THE DATA —
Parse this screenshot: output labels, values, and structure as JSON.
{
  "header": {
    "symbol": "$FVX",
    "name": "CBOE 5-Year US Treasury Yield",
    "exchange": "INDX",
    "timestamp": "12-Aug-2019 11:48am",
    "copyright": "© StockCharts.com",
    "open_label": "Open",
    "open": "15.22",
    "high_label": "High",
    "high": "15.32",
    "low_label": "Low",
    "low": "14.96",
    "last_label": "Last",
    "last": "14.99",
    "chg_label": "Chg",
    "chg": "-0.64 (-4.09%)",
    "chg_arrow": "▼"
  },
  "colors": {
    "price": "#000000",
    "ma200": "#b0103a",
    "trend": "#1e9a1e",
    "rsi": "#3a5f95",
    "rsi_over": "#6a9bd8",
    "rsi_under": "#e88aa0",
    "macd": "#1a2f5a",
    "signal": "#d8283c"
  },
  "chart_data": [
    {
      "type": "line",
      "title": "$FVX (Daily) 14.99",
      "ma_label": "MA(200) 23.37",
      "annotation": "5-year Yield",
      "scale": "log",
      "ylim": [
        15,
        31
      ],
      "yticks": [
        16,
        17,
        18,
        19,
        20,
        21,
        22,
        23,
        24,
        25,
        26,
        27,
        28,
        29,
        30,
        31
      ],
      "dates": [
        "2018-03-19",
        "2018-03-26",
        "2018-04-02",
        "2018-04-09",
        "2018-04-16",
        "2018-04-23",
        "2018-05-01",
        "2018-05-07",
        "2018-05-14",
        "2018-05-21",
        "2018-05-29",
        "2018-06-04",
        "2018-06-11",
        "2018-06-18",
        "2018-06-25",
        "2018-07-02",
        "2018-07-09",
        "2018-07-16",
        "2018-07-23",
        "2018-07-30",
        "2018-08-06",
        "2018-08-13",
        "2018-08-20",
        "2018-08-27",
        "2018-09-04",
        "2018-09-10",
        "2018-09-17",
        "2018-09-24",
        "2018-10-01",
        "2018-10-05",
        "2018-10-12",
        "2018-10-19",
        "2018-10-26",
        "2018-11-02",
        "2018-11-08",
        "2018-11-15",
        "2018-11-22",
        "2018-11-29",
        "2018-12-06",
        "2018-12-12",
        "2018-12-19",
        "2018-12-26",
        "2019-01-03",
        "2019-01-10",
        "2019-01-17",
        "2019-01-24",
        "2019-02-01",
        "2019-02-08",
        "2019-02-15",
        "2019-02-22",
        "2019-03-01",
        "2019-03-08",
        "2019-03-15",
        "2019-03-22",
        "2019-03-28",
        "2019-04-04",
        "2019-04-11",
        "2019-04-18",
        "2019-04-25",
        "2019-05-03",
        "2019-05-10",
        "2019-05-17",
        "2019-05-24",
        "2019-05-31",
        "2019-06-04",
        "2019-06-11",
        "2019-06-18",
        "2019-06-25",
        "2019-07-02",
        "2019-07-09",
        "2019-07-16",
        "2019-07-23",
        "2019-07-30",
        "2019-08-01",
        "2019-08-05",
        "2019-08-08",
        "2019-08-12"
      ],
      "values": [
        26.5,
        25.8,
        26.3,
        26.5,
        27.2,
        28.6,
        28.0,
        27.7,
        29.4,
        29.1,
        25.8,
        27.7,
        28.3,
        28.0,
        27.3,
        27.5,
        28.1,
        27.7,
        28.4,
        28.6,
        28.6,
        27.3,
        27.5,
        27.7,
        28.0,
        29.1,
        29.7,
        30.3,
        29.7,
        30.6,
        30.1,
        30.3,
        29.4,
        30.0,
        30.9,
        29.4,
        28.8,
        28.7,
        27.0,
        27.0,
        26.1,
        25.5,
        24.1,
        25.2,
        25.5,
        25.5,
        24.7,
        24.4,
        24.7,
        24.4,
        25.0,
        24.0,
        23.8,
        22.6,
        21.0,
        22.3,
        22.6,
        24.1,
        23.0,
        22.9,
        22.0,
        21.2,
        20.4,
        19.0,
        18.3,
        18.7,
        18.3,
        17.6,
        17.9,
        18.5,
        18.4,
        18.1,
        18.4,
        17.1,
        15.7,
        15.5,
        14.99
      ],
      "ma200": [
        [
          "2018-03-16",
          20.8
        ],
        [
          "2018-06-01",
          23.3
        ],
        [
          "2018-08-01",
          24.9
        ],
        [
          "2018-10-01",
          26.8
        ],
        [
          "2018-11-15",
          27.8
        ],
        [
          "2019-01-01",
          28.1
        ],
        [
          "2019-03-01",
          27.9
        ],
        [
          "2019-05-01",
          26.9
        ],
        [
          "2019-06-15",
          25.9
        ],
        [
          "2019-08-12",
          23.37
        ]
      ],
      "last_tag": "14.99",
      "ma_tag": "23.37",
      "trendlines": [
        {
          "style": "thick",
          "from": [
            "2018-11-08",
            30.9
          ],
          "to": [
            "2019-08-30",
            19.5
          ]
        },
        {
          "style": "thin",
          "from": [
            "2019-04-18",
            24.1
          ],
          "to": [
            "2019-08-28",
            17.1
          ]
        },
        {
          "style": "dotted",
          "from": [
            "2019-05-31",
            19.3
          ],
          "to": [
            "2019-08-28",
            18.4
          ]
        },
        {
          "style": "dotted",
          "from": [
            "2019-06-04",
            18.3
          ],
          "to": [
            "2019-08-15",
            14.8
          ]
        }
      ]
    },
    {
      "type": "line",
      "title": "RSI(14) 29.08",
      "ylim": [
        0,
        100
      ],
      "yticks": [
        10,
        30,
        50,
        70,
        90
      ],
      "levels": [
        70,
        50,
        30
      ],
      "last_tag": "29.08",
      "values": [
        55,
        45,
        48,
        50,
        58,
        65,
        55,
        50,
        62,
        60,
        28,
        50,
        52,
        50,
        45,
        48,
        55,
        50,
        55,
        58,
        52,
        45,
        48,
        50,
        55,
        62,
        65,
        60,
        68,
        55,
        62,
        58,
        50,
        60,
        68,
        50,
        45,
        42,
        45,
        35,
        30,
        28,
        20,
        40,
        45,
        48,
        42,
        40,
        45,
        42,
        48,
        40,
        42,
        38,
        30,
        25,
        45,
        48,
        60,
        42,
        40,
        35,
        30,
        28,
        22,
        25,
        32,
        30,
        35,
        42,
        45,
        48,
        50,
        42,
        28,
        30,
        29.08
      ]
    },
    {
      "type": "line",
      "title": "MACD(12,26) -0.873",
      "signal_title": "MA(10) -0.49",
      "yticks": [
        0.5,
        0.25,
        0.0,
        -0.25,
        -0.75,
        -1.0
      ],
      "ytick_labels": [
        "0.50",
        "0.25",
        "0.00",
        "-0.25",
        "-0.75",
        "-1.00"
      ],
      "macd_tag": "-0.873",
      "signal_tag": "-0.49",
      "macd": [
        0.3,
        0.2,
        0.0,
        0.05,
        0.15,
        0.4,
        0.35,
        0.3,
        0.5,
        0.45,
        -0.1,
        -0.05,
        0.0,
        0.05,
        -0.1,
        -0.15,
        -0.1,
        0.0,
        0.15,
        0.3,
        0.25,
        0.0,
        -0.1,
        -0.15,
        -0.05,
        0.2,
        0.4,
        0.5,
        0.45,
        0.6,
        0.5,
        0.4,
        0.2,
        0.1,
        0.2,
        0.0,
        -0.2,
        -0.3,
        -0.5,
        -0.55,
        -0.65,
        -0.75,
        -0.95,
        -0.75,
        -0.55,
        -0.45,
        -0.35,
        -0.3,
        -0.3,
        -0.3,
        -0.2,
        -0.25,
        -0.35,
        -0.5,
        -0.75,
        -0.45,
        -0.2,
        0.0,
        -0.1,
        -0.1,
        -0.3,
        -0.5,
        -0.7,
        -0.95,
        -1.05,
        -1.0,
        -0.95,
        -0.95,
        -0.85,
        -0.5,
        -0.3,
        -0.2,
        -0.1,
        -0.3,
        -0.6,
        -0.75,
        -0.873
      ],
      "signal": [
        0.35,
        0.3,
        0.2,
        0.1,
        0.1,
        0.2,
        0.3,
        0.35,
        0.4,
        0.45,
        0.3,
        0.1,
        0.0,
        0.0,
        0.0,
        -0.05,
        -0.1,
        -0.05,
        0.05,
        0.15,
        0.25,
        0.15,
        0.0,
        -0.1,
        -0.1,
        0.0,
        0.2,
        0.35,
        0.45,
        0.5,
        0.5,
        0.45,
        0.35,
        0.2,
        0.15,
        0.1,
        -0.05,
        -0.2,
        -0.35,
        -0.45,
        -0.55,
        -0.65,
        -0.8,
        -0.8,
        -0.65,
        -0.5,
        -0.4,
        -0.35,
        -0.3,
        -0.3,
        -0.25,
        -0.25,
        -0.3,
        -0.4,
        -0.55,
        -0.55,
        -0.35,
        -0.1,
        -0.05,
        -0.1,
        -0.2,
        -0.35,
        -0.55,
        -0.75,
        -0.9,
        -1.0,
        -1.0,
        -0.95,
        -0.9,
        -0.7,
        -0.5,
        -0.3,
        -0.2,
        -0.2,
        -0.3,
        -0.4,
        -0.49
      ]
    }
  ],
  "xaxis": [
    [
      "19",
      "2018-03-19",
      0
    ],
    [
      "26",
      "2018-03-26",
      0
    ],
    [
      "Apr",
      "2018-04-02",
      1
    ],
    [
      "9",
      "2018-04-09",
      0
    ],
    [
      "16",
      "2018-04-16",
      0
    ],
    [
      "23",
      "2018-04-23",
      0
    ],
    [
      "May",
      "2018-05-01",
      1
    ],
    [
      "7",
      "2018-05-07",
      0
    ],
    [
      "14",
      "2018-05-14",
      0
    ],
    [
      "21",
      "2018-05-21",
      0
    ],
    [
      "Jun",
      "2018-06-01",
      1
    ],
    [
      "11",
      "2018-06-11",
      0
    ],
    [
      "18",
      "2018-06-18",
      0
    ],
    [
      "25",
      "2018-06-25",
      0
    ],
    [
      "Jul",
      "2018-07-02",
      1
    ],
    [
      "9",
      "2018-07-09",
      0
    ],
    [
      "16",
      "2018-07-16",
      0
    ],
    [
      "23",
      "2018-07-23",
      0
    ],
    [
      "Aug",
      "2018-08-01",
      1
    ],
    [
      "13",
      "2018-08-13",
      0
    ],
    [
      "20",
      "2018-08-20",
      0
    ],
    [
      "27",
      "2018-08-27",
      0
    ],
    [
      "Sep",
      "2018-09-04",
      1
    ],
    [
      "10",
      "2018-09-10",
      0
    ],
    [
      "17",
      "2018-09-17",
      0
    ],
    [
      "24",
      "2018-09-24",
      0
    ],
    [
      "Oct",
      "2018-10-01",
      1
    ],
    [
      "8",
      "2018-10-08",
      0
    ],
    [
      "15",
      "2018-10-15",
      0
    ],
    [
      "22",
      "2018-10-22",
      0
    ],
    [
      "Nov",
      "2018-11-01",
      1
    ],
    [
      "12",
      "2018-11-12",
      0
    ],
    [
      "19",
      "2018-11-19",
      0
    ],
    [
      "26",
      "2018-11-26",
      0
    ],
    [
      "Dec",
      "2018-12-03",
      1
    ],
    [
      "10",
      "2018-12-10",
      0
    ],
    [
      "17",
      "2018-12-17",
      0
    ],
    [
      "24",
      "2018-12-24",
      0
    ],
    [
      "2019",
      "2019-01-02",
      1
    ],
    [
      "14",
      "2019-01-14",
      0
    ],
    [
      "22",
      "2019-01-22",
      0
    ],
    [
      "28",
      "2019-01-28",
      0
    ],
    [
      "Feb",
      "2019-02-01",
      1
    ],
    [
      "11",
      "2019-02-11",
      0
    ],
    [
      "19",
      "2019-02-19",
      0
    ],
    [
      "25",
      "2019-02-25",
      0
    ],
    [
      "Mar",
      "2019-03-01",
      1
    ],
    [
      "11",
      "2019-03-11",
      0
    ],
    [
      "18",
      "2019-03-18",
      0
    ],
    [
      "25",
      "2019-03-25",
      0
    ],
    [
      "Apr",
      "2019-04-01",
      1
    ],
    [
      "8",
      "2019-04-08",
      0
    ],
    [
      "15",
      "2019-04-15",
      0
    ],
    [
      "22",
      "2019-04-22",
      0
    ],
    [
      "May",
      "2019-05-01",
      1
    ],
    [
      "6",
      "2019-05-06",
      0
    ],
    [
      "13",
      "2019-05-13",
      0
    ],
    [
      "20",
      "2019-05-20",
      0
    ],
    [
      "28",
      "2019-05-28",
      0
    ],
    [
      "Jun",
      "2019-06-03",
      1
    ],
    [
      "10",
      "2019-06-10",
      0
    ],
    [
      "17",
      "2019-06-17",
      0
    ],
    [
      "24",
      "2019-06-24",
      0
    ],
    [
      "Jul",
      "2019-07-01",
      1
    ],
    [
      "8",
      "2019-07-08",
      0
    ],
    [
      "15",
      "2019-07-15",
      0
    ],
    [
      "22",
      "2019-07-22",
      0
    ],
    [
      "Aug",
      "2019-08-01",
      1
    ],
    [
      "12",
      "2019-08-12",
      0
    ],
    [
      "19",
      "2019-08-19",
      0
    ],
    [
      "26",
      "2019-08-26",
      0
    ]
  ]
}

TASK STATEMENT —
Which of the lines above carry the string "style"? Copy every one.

REPLY TO THE TASK —
          "style": "thick",
          "style": "thin",
          "style": "dotted",
          "style": "dotted",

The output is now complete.